Element data from apps and pages:

======

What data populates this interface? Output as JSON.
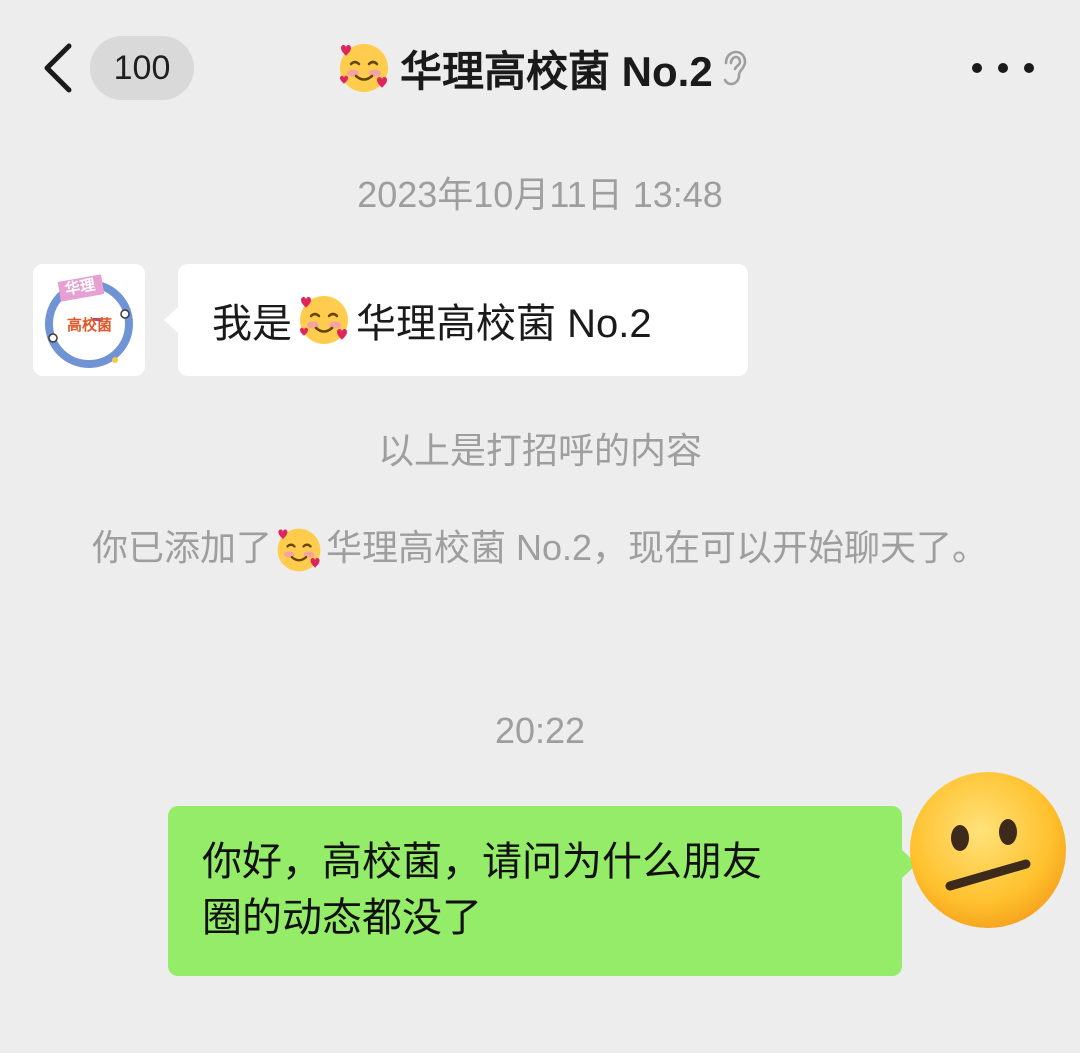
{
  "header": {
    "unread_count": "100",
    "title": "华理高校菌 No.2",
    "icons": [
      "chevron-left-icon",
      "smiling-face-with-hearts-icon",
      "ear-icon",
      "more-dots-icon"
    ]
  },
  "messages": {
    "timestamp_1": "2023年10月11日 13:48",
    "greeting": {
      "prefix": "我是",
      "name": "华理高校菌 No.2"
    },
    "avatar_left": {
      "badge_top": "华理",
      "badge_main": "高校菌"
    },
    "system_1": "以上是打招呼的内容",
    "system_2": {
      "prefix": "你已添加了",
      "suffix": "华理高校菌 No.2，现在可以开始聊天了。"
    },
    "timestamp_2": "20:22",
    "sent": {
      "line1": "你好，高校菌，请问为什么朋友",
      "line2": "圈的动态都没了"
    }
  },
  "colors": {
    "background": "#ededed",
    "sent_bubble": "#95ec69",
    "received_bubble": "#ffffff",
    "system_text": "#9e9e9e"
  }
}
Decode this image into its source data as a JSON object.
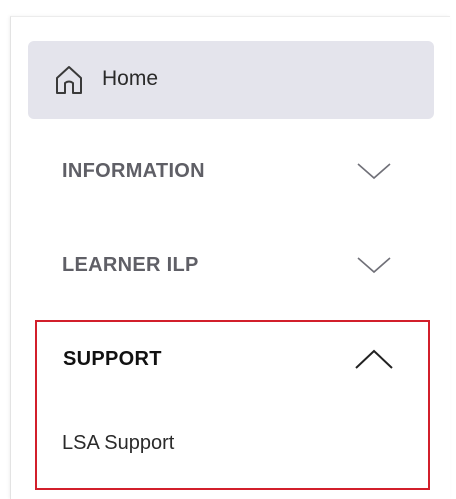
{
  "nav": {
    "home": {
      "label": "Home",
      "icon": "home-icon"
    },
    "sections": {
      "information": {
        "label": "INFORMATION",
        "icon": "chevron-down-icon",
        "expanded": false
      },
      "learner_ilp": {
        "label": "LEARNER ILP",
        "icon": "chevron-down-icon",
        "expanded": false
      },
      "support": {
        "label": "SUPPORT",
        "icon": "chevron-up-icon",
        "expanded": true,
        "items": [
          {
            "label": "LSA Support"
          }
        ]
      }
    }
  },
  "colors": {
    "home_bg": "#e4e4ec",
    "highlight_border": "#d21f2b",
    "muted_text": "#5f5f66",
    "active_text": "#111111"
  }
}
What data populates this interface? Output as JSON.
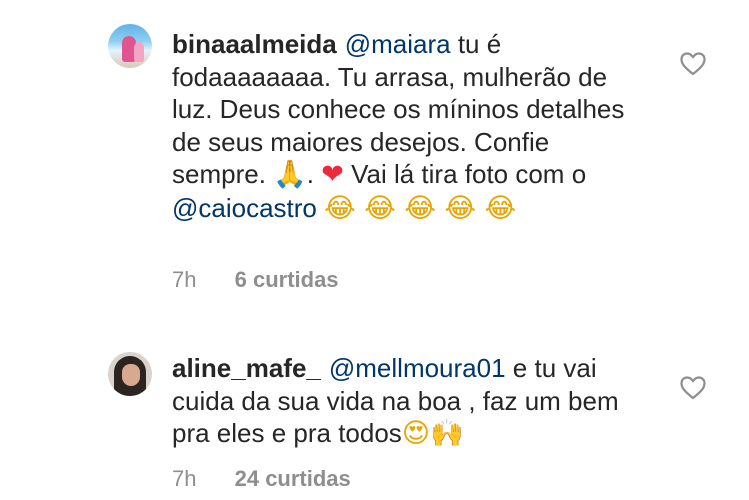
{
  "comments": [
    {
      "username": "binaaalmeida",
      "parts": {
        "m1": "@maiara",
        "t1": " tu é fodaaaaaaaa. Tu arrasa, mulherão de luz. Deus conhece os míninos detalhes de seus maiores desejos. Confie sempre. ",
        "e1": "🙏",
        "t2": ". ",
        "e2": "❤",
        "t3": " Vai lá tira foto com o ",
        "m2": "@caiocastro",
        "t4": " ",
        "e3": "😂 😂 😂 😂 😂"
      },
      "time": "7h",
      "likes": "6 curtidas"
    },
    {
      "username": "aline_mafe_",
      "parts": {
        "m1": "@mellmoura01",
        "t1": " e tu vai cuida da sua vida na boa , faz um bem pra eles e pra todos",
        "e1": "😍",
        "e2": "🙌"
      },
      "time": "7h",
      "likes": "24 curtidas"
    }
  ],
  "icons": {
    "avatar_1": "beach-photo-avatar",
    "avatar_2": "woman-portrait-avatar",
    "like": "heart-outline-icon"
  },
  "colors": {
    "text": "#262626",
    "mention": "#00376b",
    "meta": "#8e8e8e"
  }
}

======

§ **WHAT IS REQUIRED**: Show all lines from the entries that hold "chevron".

§ **SOLUTION TO THIS TASK**:
      "chevron-left-icon",
        "icon": "chevron-down-icon",
        "icon": "chevron-down-icon",
        "icon": "chevron-up-icon",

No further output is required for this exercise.